The sitcom, which first premiered on Sept. 22, 1994, follows a gang of six young professionals as they navigate the wild uncertainty of their mid-20s in the city that never sleeps. Audiences watched as they found and lost love, sang jingles about odorous cats, had lots of intimate moments and, above all, were there for each other.
After airing on NBC, “Friends” enjoyed immediate and incredible success. In addition to kick-starting the acting careers of its six core cast members, the series was nominated for a total of 62 prime-time emmy awards throughout its decadelong run, and the 2004 season finale was the most watched television episode of the decade.
Despite its list of accolades, members of the UT community have mixed opinions about the show’s legacy.
“It’s good, but it’s not something that I think is all that special,” said Miller Filla, psychology and sociology junior. “It’s a mindless TV show for me. It’s kind of stupid humor.”
Filla named “The Office” as his preferred sitcom and said he generally doesn’t watch that much TV, choosing instead to put on an episode in the background while doing other things.
Government freshman Nikki Dubey, on the other hand, said “Friends” still appeals to her in large part because it’s a low-maintenance watch.

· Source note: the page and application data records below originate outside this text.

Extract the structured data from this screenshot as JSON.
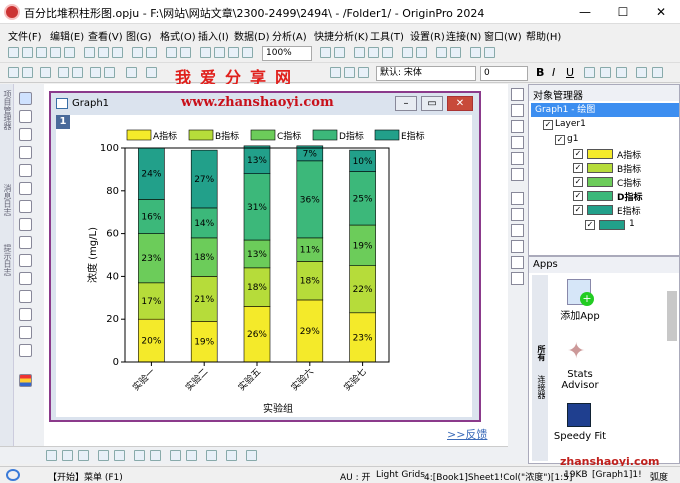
{
  "window": {
    "title": "百分比堆积柱形图.opju - F:\\网站\\网站文章\\2300-2499\\2494\\ - /Folder1/ - OriginPro 2024",
    "min": "—",
    "max": "☐",
    "close": "✕"
  },
  "menu": [
    "文件(F)",
    "编辑(E)",
    "查看(V)",
    "图(G)",
    "格式(O)",
    "插入(I)",
    "数据(D)",
    "分析(A)",
    "快捷分析(K)",
    "工具(T)",
    "设置(R)",
    "连接(N)",
    "窗口(W)",
    "帮助(H)"
  ],
  "toolbar": {
    "zoom": "100%",
    "font": "默认: 宋体",
    "size": "0",
    "bold": "B",
    "italic": "I",
    "underline": "U"
  },
  "watermark": {
    "top_text": "我爱分享网",
    "url": "www.zhanshaoyi.com",
    "bottom": "zhanshaoyi.com"
  },
  "left_tabs": [
    "项目管理器",
    "消息日志",
    "提示日志"
  ],
  "graph_window": {
    "title": "Graph1",
    "layer": "1"
  },
  "feedback": ">>反馈",
  "object_manager": {
    "title": "对象管理器",
    "graph": "Graph1 - 绘图",
    "layer": "Layer1",
    "group": "g1",
    "items": [
      {
        "label": "A指标",
        "color": "#f4ea2a"
      },
      {
        "label": "B指标",
        "color": "#b6dc3a"
      },
      {
        "label": "C指标",
        "color": "#6ccc5a"
      },
      {
        "label": "D指标",
        "color": "#3cb87a"
      },
      {
        "label": "E指标",
        "color": "#22a08a"
      }
    ],
    "sub": "1"
  },
  "apps": {
    "title": "Apps",
    "tab_all": "所有",
    "tab_conn": "连接器",
    "items": [
      "添加App",
      "Stats Advisor",
      "Speedy Fit"
    ]
  },
  "status": {
    "start": "【开始】菜单 (F1)",
    "au": "AU : 开",
    "grid": "Light Grids",
    "ref": "4:[Book1]Sheet1!Col(\"浓度\")[1:5]",
    "size": "19KB",
    "graph": "[Graph1]1!",
    "angle": "弧度"
  },
  "chart_data": {
    "type": "bar",
    "stacked": true,
    "categories": [
      "实验一",
      "实验二",
      "实验五",
      "实验六",
      "实验七"
    ],
    "series": [
      {
        "name": "A指标",
        "values": [
          20,
          19,
          26,
          29,
          23
        ],
        "labels": [
          "20%",
          "19%",
          "26%",
          "29%",
          "23%"
        ]
      },
      {
        "name": "B指标",
        "values": [
          17,
          21,
          18,
          18,
          22
        ],
        "labels": [
          "17%",
          "21%",
          "18%",
          "18%",
          "22%"
        ]
      },
      {
        "name": "C指标",
        "values": [
          23,
          18,
          13,
          11,
          19
        ],
        "labels": [
          "23%",
          "18%",
          "13%",
          "11%",
          "19%"
        ]
      },
      {
        "name": "D指标",
        "values": [
          16,
          14,
          31,
          36,
          25
        ],
        "labels": [
          "16%",
          "14%",
          "31%",
          "36%",
          "25%"
        ]
      },
      {
        "name": "E指标",
        "values": [
          24,
          27,
          13,
          7,
          10
        ],
        "labels": [
          "24%",
          "27%",
          "13%",
          "7%",
          "10%"
        ]
      }
    ],
    "colors": [
      "#f4ea2a",
      "#b6dc3a",
      "#6ccc5a",
      "#3cb87a",
      "#22a08a"
    ],
    "xlabel": "实验组",
    "ylabel": "浓度 (mg/L)",
    "ylim": [
      0,
      100
    ],
    "yticks": [
      0,
      20,
      40,
      60,
      80,
      100
    ],
    "legend": "top"
  }
}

“You can do other things while you watch it so it’s a really easy show to watch,” Dubey said.
She said more contemporary shows, such as character-heavy and plot-driven “Game of Thrones,” demand much more attention.
Because of its age, Dubey said another major draw of “Friends” is its intergenerational appeal.

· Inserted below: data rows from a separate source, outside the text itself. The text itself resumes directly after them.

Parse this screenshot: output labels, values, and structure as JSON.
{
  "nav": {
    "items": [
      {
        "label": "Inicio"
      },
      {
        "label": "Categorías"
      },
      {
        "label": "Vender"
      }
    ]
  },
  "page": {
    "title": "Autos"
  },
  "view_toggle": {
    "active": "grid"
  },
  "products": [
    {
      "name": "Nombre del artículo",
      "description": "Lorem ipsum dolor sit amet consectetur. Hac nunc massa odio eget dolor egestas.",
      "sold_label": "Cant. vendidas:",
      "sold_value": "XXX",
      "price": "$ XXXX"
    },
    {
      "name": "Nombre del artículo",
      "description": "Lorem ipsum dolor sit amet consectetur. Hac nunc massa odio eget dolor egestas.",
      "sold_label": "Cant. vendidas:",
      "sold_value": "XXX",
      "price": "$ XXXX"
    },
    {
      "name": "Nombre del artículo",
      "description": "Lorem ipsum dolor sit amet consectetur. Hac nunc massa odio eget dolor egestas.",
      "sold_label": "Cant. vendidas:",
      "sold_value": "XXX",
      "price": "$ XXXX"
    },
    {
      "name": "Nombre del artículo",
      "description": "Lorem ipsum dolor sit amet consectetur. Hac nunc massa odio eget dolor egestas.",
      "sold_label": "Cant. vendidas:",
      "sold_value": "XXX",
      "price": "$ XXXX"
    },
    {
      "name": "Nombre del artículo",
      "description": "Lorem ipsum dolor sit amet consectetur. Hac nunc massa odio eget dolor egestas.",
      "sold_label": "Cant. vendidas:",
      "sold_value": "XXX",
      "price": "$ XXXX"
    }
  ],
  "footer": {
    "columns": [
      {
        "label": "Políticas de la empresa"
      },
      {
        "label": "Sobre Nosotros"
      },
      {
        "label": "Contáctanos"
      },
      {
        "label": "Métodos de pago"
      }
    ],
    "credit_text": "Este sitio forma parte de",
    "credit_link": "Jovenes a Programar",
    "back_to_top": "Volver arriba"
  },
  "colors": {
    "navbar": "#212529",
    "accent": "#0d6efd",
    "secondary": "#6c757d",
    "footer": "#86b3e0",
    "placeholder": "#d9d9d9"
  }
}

“I watch it with my mom because she loves it, since it was around when she was a little bit younger too,” Dubey said.
Anthropology senior Reilly Shaffer said she also watched “Friends” with her mom, but felt the comedy hadn’t aged well now that her sense of humor has evolved.
“‘Friends’ definitely had a lot of jokes that were funny to me at the time,” Shaffer said. “But now it’s hard to go back.”
Alisa Perren, radio-television-film associate professor, said at the time it was airing, “Friends” effectively resonated with what it meant to be young and make a way in life with with the help of support network.
She said the show was hugely influential in a variety of ways. It was one of the anchors of NBC’s nightly programing and had great influence in terms of storytelling structure.
“You sort of see this pattern in sitcoms where they move increasingly away from the purely self-contained episodic to the more seralized storylines and this sort of soap opera dimension,” Perren said, citing the will-they-won’t-they swing of Ross and Rachel’s character arcs.
Perren said that the show’s enduring appeal might stem from the nostalgia it creates for an idealized version of that time.
“I think it’s a comforting kind of show,” Perren said. “Obviously in this climate, economically and culturally, it presents this sort of vision of how a community of people can make their way and support themselves, in an idealized kind of state.”